CONCVACT is an outcome of the virtual conference on Africa’s Leadership Role in COVID-19 Vaccine Development and Access held on 24-25 June 2020.
The conference was hosted by Africa CDC and presided over by the Chairperson of the African Union, President Cyril Ramaphosa and the Chairperson of the African Union Commission, Mr Moussa Faki Mahamat.
In a virtual launch, monitored by the Ghana News Agency, President Cyril Ramaphosa said “Success in developing and providing access to a safe vaccine requires an innovative and collaborative approach, with significant local manufacturing in Africa. We need to support the contribution of African scientists and healthcare professionals. We need to act with urgency”.
CONCVACT is being implemented as part of the Africa Joint Continental Strategy for COVID-19 endorsed by African Ministers of Health on 22 February 2020 in Addis Ababa, Ethiopia, and approved by the Bureau of the Assembly of African Union Heads of State and Government on 26 March 2020.
It is driven by the principles of cooperation, coordination, collaboration and communication, the strategy aims to prevent severe illness and deaths due to COVID-19 infection in African Union Member States, minimize social disruption, and mitigate the economic consequences of COVID-19.

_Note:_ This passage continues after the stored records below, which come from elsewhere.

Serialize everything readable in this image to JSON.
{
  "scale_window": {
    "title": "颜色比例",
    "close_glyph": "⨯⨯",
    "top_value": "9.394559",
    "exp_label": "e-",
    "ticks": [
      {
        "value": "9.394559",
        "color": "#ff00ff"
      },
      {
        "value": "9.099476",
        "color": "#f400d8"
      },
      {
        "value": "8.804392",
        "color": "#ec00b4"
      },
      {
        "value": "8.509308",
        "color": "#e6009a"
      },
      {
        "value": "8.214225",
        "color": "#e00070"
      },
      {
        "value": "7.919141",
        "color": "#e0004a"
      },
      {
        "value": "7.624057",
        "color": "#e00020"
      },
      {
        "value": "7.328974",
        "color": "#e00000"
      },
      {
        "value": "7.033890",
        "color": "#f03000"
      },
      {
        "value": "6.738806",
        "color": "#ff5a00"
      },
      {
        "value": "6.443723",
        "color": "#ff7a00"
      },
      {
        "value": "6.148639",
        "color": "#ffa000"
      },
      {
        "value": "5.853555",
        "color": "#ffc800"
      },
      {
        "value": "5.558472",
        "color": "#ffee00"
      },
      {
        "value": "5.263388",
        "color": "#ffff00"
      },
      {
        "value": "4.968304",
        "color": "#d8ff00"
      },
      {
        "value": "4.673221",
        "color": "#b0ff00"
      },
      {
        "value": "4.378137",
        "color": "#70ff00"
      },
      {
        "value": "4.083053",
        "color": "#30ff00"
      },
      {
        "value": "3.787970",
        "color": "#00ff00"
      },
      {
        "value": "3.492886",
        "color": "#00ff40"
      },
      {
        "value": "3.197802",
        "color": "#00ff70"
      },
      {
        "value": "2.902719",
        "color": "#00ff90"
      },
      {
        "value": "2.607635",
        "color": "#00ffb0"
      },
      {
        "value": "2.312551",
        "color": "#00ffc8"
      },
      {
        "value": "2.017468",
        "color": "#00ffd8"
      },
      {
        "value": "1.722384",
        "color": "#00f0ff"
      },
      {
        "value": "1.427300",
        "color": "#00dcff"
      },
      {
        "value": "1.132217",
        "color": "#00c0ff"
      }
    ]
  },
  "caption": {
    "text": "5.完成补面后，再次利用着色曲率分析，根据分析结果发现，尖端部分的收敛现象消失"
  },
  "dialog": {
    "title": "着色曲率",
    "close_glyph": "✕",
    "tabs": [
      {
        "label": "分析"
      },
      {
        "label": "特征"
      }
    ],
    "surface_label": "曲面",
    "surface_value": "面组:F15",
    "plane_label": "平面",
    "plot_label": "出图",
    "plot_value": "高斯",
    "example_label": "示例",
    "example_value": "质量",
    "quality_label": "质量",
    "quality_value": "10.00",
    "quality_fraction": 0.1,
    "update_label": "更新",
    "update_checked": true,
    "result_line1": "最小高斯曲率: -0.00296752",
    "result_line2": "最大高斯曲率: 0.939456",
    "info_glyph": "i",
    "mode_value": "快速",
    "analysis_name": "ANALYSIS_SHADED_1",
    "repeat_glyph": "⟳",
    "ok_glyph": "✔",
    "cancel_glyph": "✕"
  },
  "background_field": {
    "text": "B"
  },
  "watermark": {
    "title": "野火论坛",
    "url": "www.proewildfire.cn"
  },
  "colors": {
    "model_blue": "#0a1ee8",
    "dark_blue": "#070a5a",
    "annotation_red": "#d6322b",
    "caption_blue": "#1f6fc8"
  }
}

Rolling out a vaccine in Africa is key to achieving all the three pillars of the Africa Joint Continental Strategy for COVID-19: limiting transmission, preventing deaths and laying the foundation for socio-economic recovery that should bring Africa’s integration agenda back on track.
“It is important for academics, researchers and the private sector to work together and use all available platforms for the development of COVID-19 vaccine, which will enable Africa to regain momentum for achieving the goals of the continental integration agenda” said Mr Moussa Faki Mahamat.
Mrs Amira Elfadil Mohammed, Commissioner for Social Affairs, African Union Commission said “there is an urgent need for global solidarity, cooperation, and appropriate regulation to ensure equitable access to potential COVID-19 vaccine. The African Union will continue to partner with GAVI, WHO and other relevant stakeholders in the development of COVID-19 vaccine.”
CONCVACT would be co-chaired by Dr Salim Abdool Karim, Head of the Ministerial Advisory Committee for COVID-19 in South Africa; Dr Samba Sow, Director-General, Centre for Vaccine Development of Mali; and Dr John Nkengasong, Director of Africa CDC.
Other members of the consortium would include representatives of key organisations supporting clinical trials on the continent, including the WHO, The Africa Academy of Sciences’ Clinical Trials Community, Institute Pasteur, African Vaccine Regulatory Forum, African Medicines Agency, NEPAD, and others.
Prof Moustafa Mijiyawa, Chair of the Africa CDC Governing Board and Minister of Health of Togo, said, “The African initiative to develop a vaccine against the new coronavirus is welcome and should be encouraged. Through this initiative, Africa will be at the forefront as the world seeks to overcome the COVID-19 pandemic.”
Africa CDC would embark on a multi-stakeholder partnerships drive to advance CONCVACT and other subsidiary initiatives, to ensure broad endorsement and support across Africa, by institutions and the African people.
“Africa must play an active role in securing an effective vaccine against COVID-19. This is about our future and our development,” said Dr John Nkengasong.
CONCVACT aims to secure more than 10 late stage vaccine clinical trials as early as possible on the continent by bringing together global vaccine developers and funders, as well as African organizations that facilitate clinical trials. The goal is to ensure that sufficient data is generated on the safety and efficacy of the most promising vaccine candidates for the African population so they can be confidently rolled out in Africa once vaccines are approved.
CONCVACT would focus on dismantling the most critical barriers to clinical trials by: establishing partnerships with leading vaccine developers to host select late-stage trial sites in Africa; identify countries and regions where opportunities to conduct trials are most promising (e.g. availability of strong local trial sponsors, good clinical practice investigators, access to granular epidemiologic data, support from regulatory bodies).
Setting up an independent review board to provide guidance, assistance and oversight to clinical trials and engage with African and global media and key opinion leaders on the continent to increase public awareness of the need and importance of hosting well-regulated clinical trials in Africa.
Providing objective, fact-based scientific guidance for interpreting the results of clinical trial data and engaging global donors that are interested in investing in scaling-up vaccine distribution in Africa to raise sufficient funds to support the trials.